- [About this exercise]: Nothing less than an exact copy of all the records is required.

- [Data for this task]:
######
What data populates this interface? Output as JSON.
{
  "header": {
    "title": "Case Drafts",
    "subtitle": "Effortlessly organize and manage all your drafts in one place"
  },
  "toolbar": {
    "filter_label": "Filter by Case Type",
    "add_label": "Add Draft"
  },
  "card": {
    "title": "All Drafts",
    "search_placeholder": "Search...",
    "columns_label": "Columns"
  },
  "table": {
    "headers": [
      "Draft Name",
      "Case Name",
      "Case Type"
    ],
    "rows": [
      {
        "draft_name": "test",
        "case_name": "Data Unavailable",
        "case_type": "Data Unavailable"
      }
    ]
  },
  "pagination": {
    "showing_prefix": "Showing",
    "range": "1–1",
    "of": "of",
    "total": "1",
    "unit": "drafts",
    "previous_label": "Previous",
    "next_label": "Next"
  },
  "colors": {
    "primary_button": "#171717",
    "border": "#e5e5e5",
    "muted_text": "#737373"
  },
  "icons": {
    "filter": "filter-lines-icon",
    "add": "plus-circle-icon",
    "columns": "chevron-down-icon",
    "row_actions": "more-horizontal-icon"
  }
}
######
- [Solved exercise]:
What data populates this interface? Output as JSON.
{
  "header": {
    "title": "Case Drafts",
    "subtitle": "Effortlessly organize and manage all your drafts in one place"
  },
  "toolbar": {
    "filter_label": "Filter by Case Type",
    "add_label": "Add Draft"
  },
  "card": {
    "title": "All Drafts",
    "search_placeholder": "Search...",
    "columns_label": "Columns"
  },
  "table": {
    "headers": [
      "Draft Name",
      "Case Name",
      "Case Type"
    ],
    "rows": [
      {
        "draft_name": "test",
        "case_name": "Data Unavailable",
        "case_type": "Data Unavailable"
      }
    ]
  },
  "pagination": {
    "showing_prefix": "Showing",
    "range": "1–1",
    "of": "of",
    "total": "1",
    "unit": "drafts",
    "previous_label": "Previous",
    "next_label": "Next"
  },
  "colors": {
    "primary_button": "#171717",
    "border": "#e5e5e5",
    "muted_text": "#737373"
  },
  "icons": {
    "filter": "filter-lines-icon",
    "add": "plus-circle-icon",
    "columns": "chevron-down-icon",
    "row_actions": "more-horizontal-icon"
  }
}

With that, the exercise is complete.